Required work - Whenever a line in the records below contains "label", pick it out.

Information shown -
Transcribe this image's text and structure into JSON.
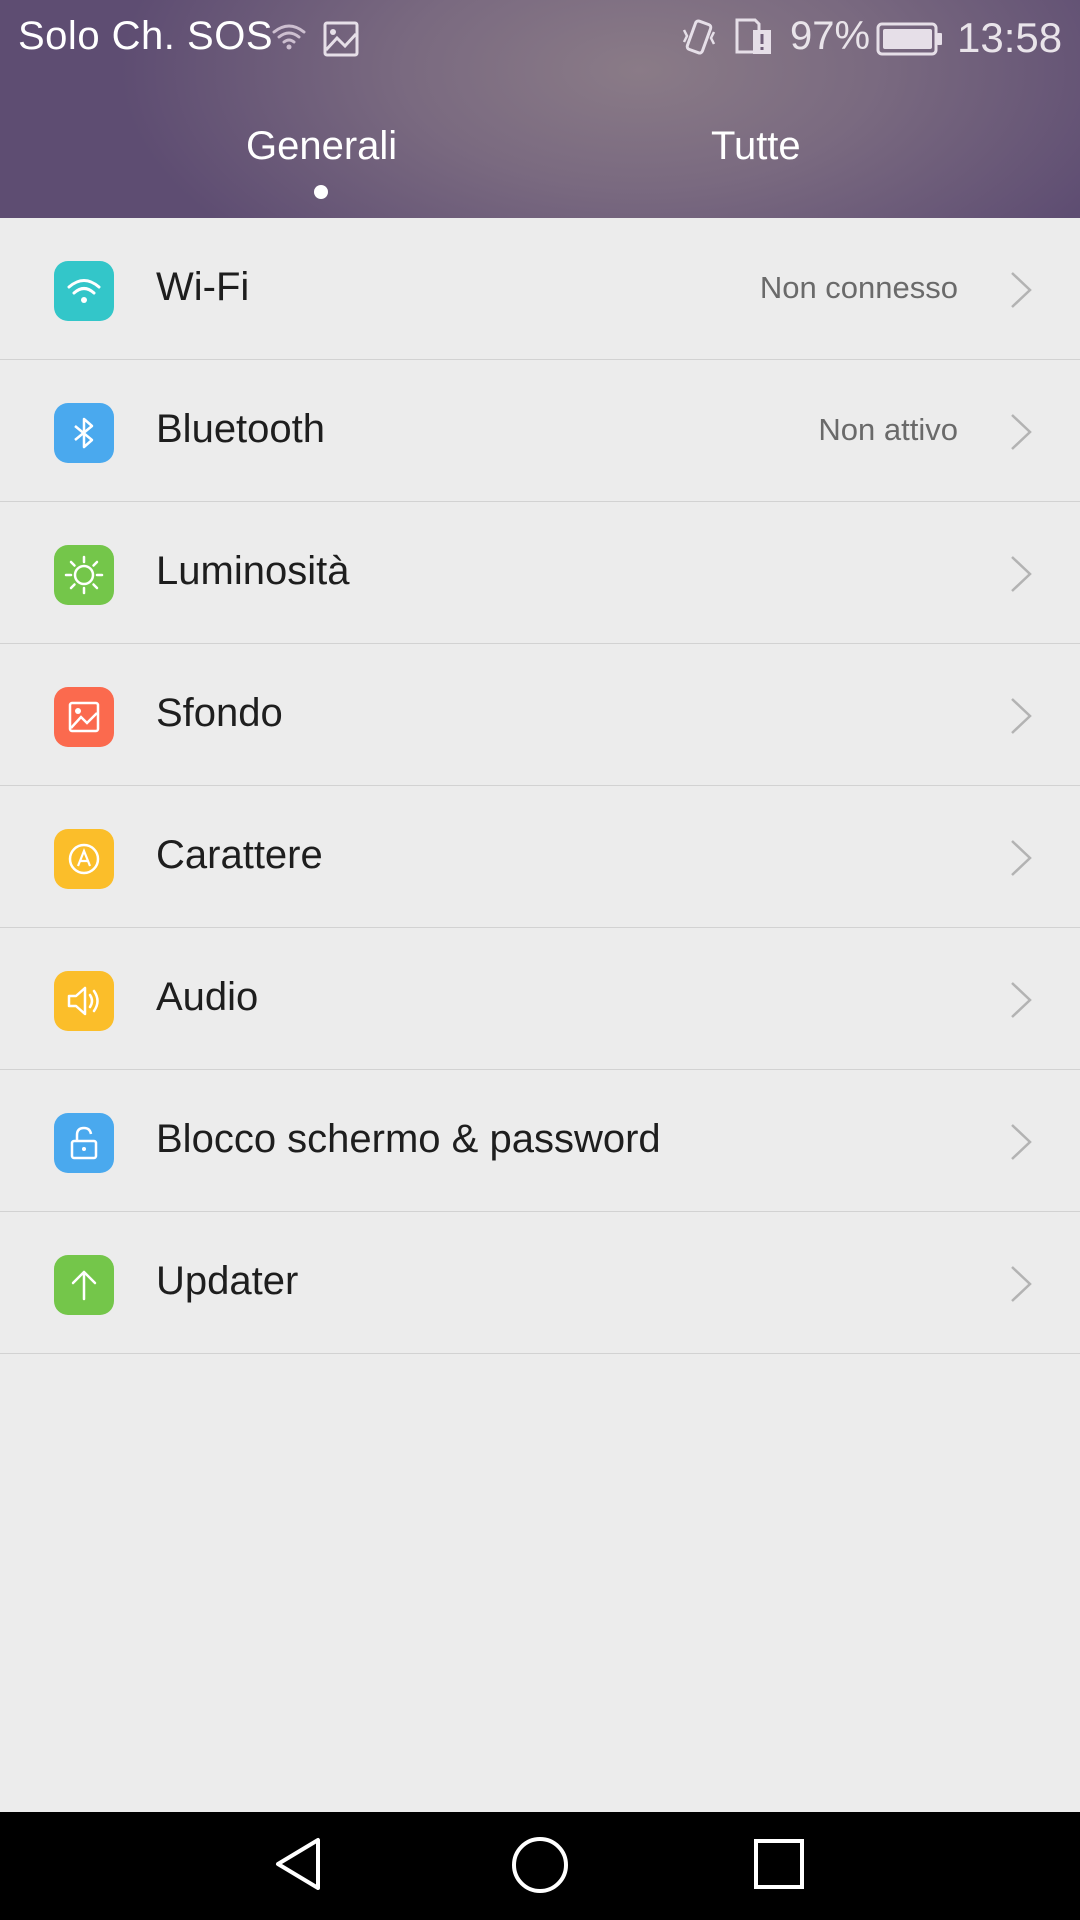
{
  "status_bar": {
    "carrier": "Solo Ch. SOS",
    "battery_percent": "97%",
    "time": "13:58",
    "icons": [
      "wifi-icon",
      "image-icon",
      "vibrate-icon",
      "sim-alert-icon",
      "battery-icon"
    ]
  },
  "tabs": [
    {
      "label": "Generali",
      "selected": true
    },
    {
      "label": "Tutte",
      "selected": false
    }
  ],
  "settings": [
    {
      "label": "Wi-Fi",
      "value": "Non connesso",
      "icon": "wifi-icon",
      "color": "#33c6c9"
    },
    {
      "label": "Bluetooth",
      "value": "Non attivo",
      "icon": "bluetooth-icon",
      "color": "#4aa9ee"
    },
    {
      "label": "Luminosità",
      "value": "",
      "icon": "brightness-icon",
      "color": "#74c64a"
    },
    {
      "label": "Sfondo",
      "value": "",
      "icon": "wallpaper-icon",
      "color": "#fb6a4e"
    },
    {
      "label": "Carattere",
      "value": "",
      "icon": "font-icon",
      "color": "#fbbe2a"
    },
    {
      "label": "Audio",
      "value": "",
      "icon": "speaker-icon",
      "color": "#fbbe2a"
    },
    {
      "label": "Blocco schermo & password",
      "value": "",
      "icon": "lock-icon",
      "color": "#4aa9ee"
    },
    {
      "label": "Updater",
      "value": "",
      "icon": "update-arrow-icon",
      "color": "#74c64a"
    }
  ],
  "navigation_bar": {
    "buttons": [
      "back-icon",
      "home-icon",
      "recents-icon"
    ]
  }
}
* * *
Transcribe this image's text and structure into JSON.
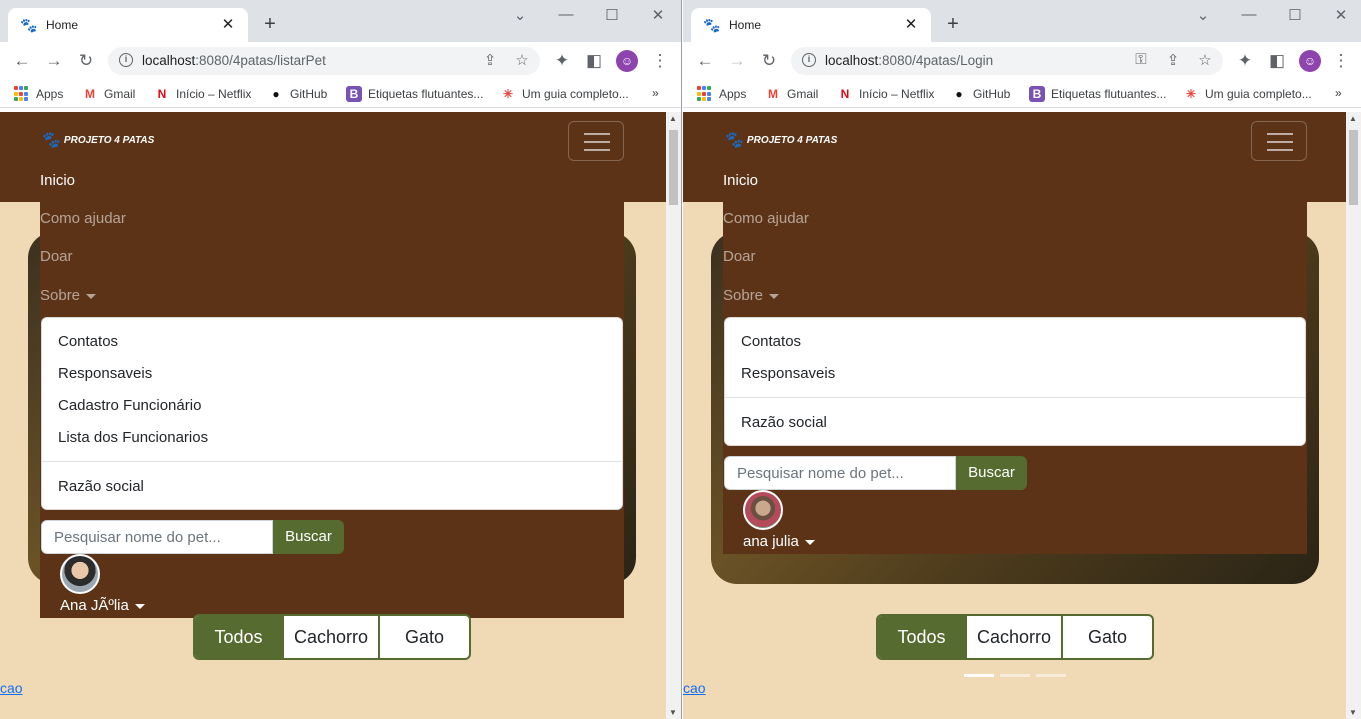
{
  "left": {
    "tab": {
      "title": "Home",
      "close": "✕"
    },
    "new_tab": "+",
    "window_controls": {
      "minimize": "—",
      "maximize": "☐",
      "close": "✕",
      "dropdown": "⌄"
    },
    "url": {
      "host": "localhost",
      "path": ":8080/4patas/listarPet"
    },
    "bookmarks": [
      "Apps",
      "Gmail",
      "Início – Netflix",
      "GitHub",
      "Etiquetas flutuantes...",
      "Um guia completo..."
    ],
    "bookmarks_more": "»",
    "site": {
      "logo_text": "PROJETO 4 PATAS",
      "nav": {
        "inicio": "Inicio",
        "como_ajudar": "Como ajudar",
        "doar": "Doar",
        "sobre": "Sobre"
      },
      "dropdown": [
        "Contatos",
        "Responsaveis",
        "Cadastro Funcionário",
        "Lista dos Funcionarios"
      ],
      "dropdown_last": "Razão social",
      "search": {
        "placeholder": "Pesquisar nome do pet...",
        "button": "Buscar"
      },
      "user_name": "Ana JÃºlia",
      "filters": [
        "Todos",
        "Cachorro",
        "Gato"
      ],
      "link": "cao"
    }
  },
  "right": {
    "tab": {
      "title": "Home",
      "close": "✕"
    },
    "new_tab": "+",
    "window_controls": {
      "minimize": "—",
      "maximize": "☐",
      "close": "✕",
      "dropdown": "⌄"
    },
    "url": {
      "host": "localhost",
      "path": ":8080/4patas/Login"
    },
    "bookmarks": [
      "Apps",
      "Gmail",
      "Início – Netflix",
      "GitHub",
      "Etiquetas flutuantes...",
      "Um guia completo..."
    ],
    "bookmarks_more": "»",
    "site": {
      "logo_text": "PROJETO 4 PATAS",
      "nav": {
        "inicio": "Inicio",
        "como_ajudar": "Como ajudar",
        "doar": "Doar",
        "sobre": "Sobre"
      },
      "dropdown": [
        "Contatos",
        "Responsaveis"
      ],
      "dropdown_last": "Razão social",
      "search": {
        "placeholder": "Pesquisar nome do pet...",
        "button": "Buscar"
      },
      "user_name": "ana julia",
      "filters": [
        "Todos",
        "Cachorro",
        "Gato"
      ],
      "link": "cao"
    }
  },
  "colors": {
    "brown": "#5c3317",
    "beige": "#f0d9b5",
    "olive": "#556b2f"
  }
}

Task response -
      "label": "Generali",
      "label": "Tutte",
      "label": "Wi-Fi",
      "label": "Bluetooth",
      "label": "Luminosità",
      "label": "Sfondo",
      "label": "Carattere",
      "label": "Audio",
      "label": "Blocco schermo & password",
      "label": "Updater",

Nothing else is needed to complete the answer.